On average, the results of Table 1 show that
- there is more than 5:1 preference for iSize+VVC vs. VVC for the equal bitrate (67% vs. 13% for 1.8mbps) comparison, which matches what is expected for average ΔMAF=10.6 that is above the Just Noticeable Difference (JND) threshold of VMAF, seen to be around 5 to 6 points.
- despite the 40% reduction in bitrate, approximately 2.4 times more MTurk raters preferred iSize+VVC at 1.8mbps vs. VVC at 3mbps (58% vs. 24%, with another 18% saying they “look about the same”), with ΔVMAF=4.6 being close to the JND (that has been reported to be 6 points).
- despite the use of an inferior encoder, approximately 2.2 times more MTurk raters preferred iSize+HEVC at 3mbps vs. VVC at 3mbps (58% vs. 26%), with ΔVMAF=5.6 being close to the JND.
The ΔVMAF values tend to be correlated to the ratio of preference of human raters: when ΔVMAF is increasing, so does the ratio of raters that prefer iSize + VVC/HEVC versus VVC. We have found that this also depends on the VMAF numbers: when approaching VMAF=100 (as in the “aspen” and “old town” sequences), this correlation becomes less evident. We note that similar ΔVMAF results have been obtained when using the harmonic mean for VMAF, which shows that all encodings under consideration produce similar outlier behaviours.

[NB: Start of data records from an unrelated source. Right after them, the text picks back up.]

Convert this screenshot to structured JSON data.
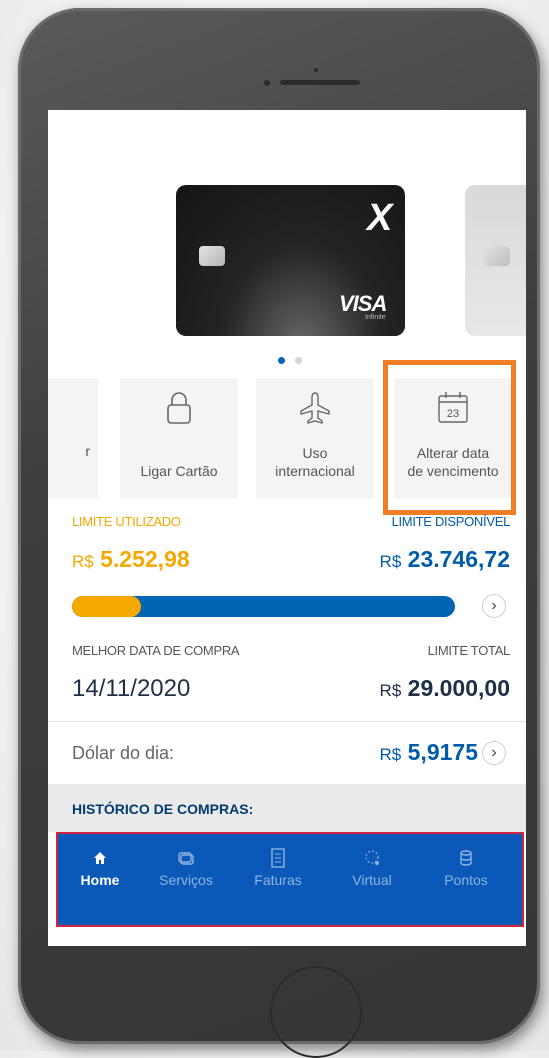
{
  "card": {
    "logo_glyph": "X",
    "brand": "VISA",
    "tier": "Infinite"
  },
  "carousel": {
    "active_index": 0,
    "count": 2
  },
  "actions": [
    {
      "label": "r",
      "icon": "partial-tile"
    },
    {
      "label": "Ligar Cartão",
      "icon": "lock-icon"
    },
    {
      "label_line1": "Uso",
      "label_line2": "internacional",
      "icon": "airplane-icon"
    },
    {
      "label_line1": "Alterar data",
      "label_line2": "de vencimento",
      "icon": "calendar-icon",
      "calendar_day": "23"
    }
  ],
  "limits": {
    "used_label": "LIMITE UTILIZADO",
    "used_currency": "R$",
    "used_value": "5.252,98",
    "available_label": "LIMITE DISPONÍVEL",
    "available_currency": "R$",
    "available_value": "23.746,72",
    "used_fraction": 0.181
  },
  "best_date": {
    "label": "MELHOR DATA DE COMPRA",
    "value": "14/11/2020"
  },
  "total_limit": {
    "label": "LIMITE TOTAL",
    "currency": "R$",
    "value": "29.000,00"
  },
  "dollar": {
    "label": "Dólar do dia:",
    "currency": "R$",
    "value": "5,9175"
  },
  "history": {
    "label": "HISTÓRICO DE COMPRAS:"
  },
  "nav": [
    {
      "label": "Home",
      "icon": "home-icon",
      "active": true
    },
    {
      "label": "Serviços",
      "icon": "services-icon",
      "active": false
    },
    {
      "label": "Faturas",
      "icon": "invoice-icon",
      "active": false
    },
    {
      "label": "Virtual",
      "icon": "virtual-card-icon",
      "active": false
    },
    {
      "label": "Pontos",
      "icon": "points-icon",
      "active": false
    }
  ],
  "colors": {
    "primary_blue": "#005ca9",
    "accent_orange": "#f5a800",
    "highlight_orange": "#f07e24",
    "nav_blue": "#0a58b7",
    "nav_border": "#d2243f"
  }
}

Similar to our previous experiments, it is acknowledged that the amount of crowdsourced scores and the number of videos used for this assessment cannot provide for strong statistical significance. However, as noted in our previous article, we ensured visual scoring was protected from spurious raters or rating conditions, and that the selected sequences were diverse enough to encapsulate a wide variety of input scenes and motion/noise patterns.

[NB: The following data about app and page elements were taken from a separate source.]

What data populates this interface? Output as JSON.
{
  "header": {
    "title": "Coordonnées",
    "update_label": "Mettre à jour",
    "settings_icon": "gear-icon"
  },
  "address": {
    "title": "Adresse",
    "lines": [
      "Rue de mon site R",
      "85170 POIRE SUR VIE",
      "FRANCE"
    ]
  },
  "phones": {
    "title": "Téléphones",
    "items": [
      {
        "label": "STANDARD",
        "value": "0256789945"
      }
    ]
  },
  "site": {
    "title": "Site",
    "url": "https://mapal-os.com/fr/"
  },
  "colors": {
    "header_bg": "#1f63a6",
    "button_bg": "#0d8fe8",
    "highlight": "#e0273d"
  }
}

To allow for further independent assessment, we have made the sequences and left-right viewing available in our portfolio page, and we encourage you to have a look. As previously, we provide the full bitstreams of each case (iSize+VVC, VVC and iSize+HEVC).

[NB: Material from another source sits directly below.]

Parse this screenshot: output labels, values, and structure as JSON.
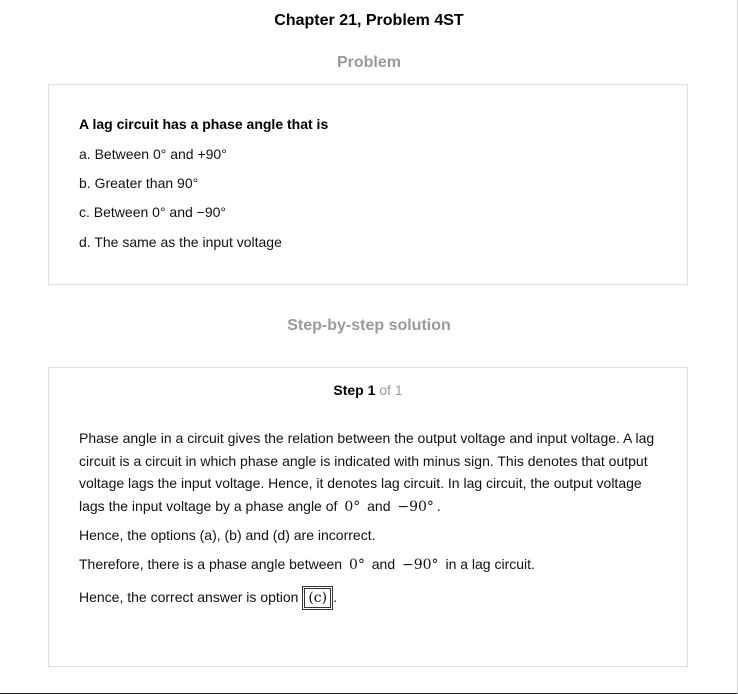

In an effort to encourage further independent testing, our platform at bitsave.tech now allows for the use of the “Precoder” and “R&D” options (the latter is limited to 10min videos and produces a QP=0 encoding to avoid any quantization-induced distortion). These produce the iSize perceptual precoder pixel output (packaged in very-high bitrate/lossless H.264/AVC and the mp4 container) that can then be encoded with any third-party encoder. We encourage you to have a look and send us your thoughts and comments at email@example.com